Sexes Eligible for Study:   All
Accepts Healthy Volunteers:   No
Sampling Method:   Non-Probability Sample
Study Population
ALS patients diagnosed according to El Escorial / Awaji criteria for ALS
Criteria

Inclusion Criteria:

  • ALS patients diagnosed according to El Escorial / Awaji criteria for ALS
  • patients should have the ability to comprehend the full nature and purpose of the study, to cooperate with the investigator, to understand verbal and written instructions, and to comply with the requirements of the entire study.

Exclusion Criteria:

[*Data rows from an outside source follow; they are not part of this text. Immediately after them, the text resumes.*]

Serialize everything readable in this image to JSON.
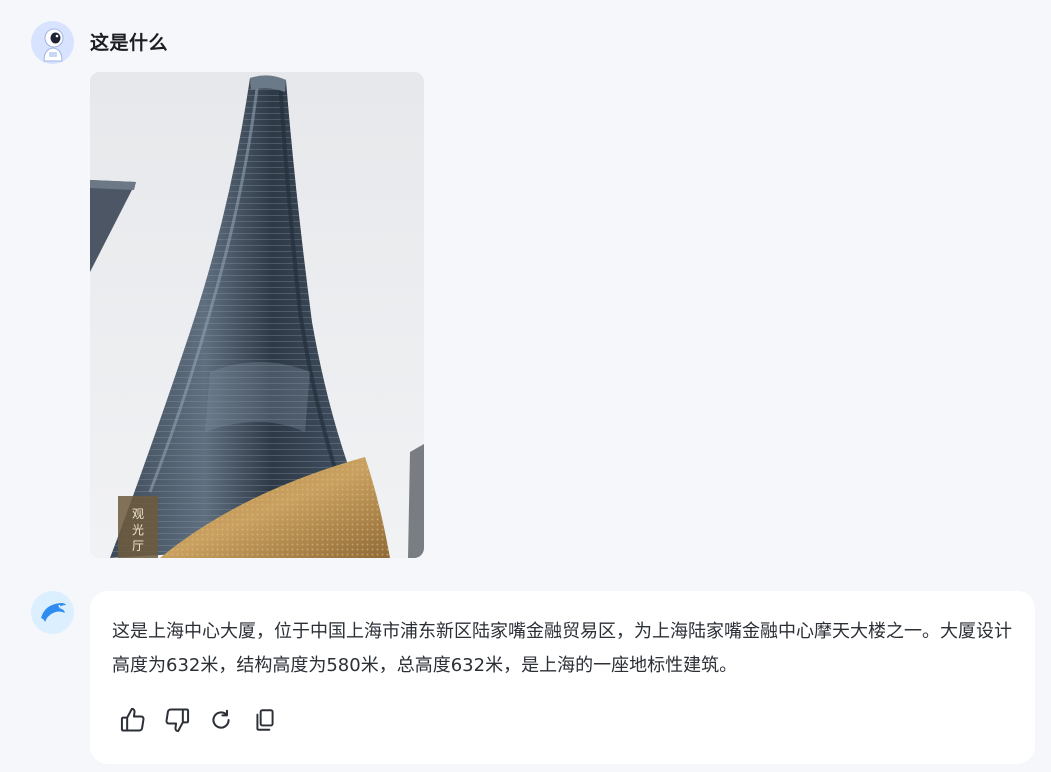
{
  "user_message": {
    "avatar_icon": "astronaut-avatar-icon",
    "text": "这是什么",
    "attachment": "shanghai-tower-photo",
    "watermark": "观 光 厅"
  },
  "assistant_message": {
    "avatar_icon": "dolphin-avatar-icon",
    "text": "这是上海中心大厦，位于中国上海市浦东新区陆家嘴金融贸易区，为上海陆家嘴金融中心摩天大楼之一。大厦设计高度为632米，结构高度为580米，总高度632米，是上海的一座地标性建筑。",
    "actions": [
      {
        "name": "like-button",
        "icon": "thumbs-up-icon"
      },
      {
        "name": "dislike-button",
        "icon": "thumbs-down-icon"
      },
      {
        "name": "regenerate-button",
        "icon": "refresh-icon"
      },
      {
        "name": "copy-button",
        "icon": "copy-icon"
      }
    ]
  },
  "colors": {
    "page_background": "#f5f7fb",
    "bubble_background": "#ffffff",
    "text": "#2b2f36",
    "user_avatar_bg": "#d8e4ff",
    "bot_avatar_bg": "#dcefff",
    "bot_accent": "#2f8cf0"
  }
}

  • patient's request or if patient compliance with the study protocol is doubtful

Information from the National Library of Medicine

To learn more about this study, you or your doctor may contact the study research staff using the contact information provided by the sponsor.

Please refer to this study by its ClinicalTrials.gov identifier (NCT number): NCT02572479


Locations
Germany
Jena University Hospital, Hans Berger Department of Neurology
Jena, Thuringia, Germany, 07743
Sponsors and Collaborators
University of Jena
Jena University Hospital
Investigators
Principal Investigator: Julian Grosskreutz, PhD Jena University Hospital, Hans Berger Department of Neurology
Principal Investigator: Christine Dawczynski, PhD University of Jena, Department of Nutritional Biochemistry and Physiology
Principal Investigator: Stefan Lorkowski, Professor University of Jena, Department of Nutritional Biochemistry and Physiology

Responsible Party: Christine Dawczynski,PhD, PhD, University of Jena
ClinicalTrials.gov Identifier: NCT02572479     History of Changes
Other Study ID Numbers: H01_15
First Posted: October 9, 2015    Key Record Dates
Last Update Posted: October 25, 2017
Last Verified: September 2015

Keywords provided by Christine Dawczynski,PhD, University of Jena:
fatty acids, amyotrophic lateral sclerosis, nutrient status

Additional relevant MeSH terms:
Sclerosis
Amyotrophic Lateral Sclerosis
Motor Neuron Disease
Lipid Metabolism Disorders
Pathologic Processes
Neurodegenerative Diseases
Nervous System Diseases
Neuromuscular Diseases
Spinal Cord Diseases
Central Nervous System Diseases
TDP-43 Proteinopathies
Proteostasis Deficiencies
Metabolic Diseases